“This is a historic opportunity to transform a 12-acre site in the heart of the community from a former industrial use, which was largely walled off from our downtown neighborhoods, to a more vibrant and connected part of central Golden,” Muriby said. “While there are concerns about traffic and parking that come with redevelopment of this scale, and a desire to push the applicant to help further our community goals, I think that, overall, most in the community also see this as an appropriate transformation of this site for the next generations of Goldenites.”
Muriby also credits efforts by City Principal Planner Lauren Simmons and City Attorney Lori Strand for “working tirelessly in the background” over the past year representing the city’s best interest during negotiations with the applicant.
“Their efforts have made this a much better proposal for the community to consider,” he said.
Cohen said the company is very pleased the planning commission has recommended their application for approval.
“This validates that we were successful at formulating a vision, infused with substantial input from the community, into a redevelopment proposal that is a dramatic improvement over existing zoning for the site and that will create numerous long-term benefits for Golden,” he said.
If approved by Golden City Council, Cohen said he anticipates portions of the site to be demolished later this year and the construction of the new CoorsTek headquarters to commence in early 2023.

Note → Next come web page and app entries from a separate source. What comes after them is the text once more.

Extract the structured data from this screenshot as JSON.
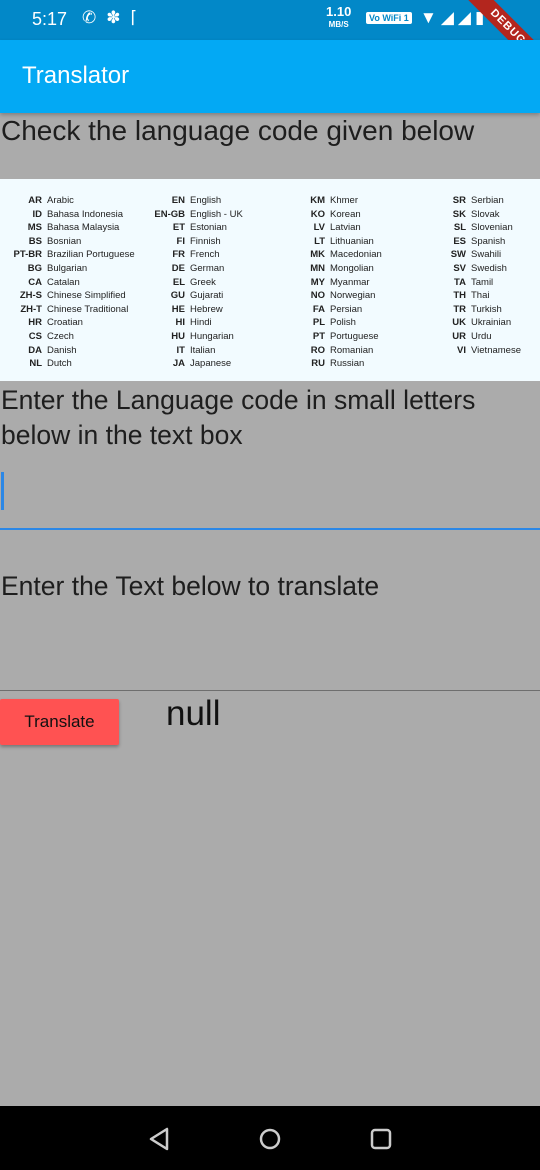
{
  "status_bar": {
    "time": "5:17",
    "speed_value": "1.10",
    "speed_unit": "MB/S",
    "wifi_badge": "Vo WiFi 1"
  },
  "debug_banner": "DEBUG",
  "app_bar": {
    "title": "Translator"
  },
  "heading_check": "Check the language code given below",
  "language_table": {
    "columns": [
      [
        {
          "code": "AR",
          "name": "Arabic"
        },
        {
          "code": "ID",
          "name": "Bahasa Indonesia"
        },
        {
          "code": "MS",
          "name": "Bahasa Malaysia"
        },
        {
          "code": "BS",
          "name": "Bosnian"
        },
        {
          "code": "PT-BR",
          "name": "Brazilian Portuguese"
        },
        {
          "code": "BG",
          "name": "Bulgarian"
        },
        {
          "code": "CA",
          "name": "Catalan"
        },
        {
          "code": "ZH-S",
          "name": "Chinese Simplified"
        },
        {
          "code": "ZH-T",
          "name": "Chinese Traditional"
        },
        {
          "code": "HR",
          "name": "Croatian"
        },
        {
          "code": "CS",
          "name": "Czech"
        },
        {
          "code": "DA",
          "name": "Danish"
        },
        {
          "code": "NL",
          "name": "Dutch"
        }
      ],
      [
        {
          "code": "EN",
          "name": "English"
        },
        {
          "code": "EN-GB",
          "name": "English - UK"
        },
        {
          "code": "ET",
          "name": "Estonian"
        },
        {
          "code": "FI",
          "name": "Finnish"
        },
        {
          "code": "FR",
          "name": "French"
        },
        {
          "code": "DE",
          "name": "German"
        },
        {
          "code": "EL",
          "name": "Greek"
        },
        {
          "code": "GU",
          "name": "Gujarati"
        },
        {
          "code": "HE",
          "name": "Hebrew"
        },
        {
          "code": "HI",
          "name": "Hindi"
        },
        {
          "code": "HU",
          "name": "Hungarian"
        },
        {
          "code": "IT",
          "name": "Italian"
        },
        {
          "code": "JA",
          "name": "Japanese"
        }
      ],
      [
        {
          "code": "KM",
          "name": "Khmer"
        },
        {
          "code": "KO",
          "name": "Korean"
        },
        {
          "code": "LV",
          "name": "Latvian"
        },
        {
          "code": "LT",
          "name": "Lithuanian"
        },
        {
          "code": "MK",
          "name": "Macedonian"
        },
        {
          "code": "MN",
          "name": "Mongolian"
        },
        {
          "code": "MY",
          "name": "Myanmar"
        },
        {
          "code": "NO",
          "name": "Norwegian"
        },
        {
          "code": "FA",
          "name": "Persian"
        },
        {
          "code": "PL",
          "name": "Polish"
        },
        {
          "code": "PT",
          "name": "Portuguese"
        },
        {
          "code": "RO",
          "name": "Romanian"
        },
        {
          "code": "RU",
          "name": "Russian"
        }
      ],
      [
        {
          "code": "SR",
          "name": "Serbian"
        },
        {
          "code": "SK",
          "name": "Slovak"
        },
        {
          "code": "SL",
          "name": "Slovenian"
        },
        {
          "code": "ES",
          "name": "Spanish"
        },
        {
          "code": "SW",
          "name": "Swahili"
        },
        {
          "code": "SV",
          "name": "Swedish"
        },
        {
          "code": "TA",
          "name": "Tamil"
        },
        {
          "code": "TH",
          "name": "Thai"
        },
        {
          "code": "TR",
          "name": "Turkish"
        },
        {
          "code": "UK",
          "name": "Ukrainian"
        },
        {
          "code": "UR",
          "name": "Urdu"
        },
        {
          "code": "VI",
          "name": "Vietnamese"
        }
      ]
    ]
  },
  "heading_code": "Enter the Language code in small letters below in the text box",
  "code_input": {
    "value": "",
    "placeholder": ""
  },
  "heading_text": "Enter the Text below to translate",
  "text_input": {
    "value": "",
    "placeholder": ""
  },
  "translate_button": "Translate",
  "result_text": "null",
  "colors": {
    "status_bar": "#0288c8",
    "app_bar": "#03a9f4",
    "background": "#ababab",
    "translate_button": "#ff5252",
    "input_focus": "#2b87e6"
  }
}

“Construction of our initial phase of the project will also trigger delivery of the first in a series of tangible community benefits, such as historic preservation, workforce housing and public art,” he said.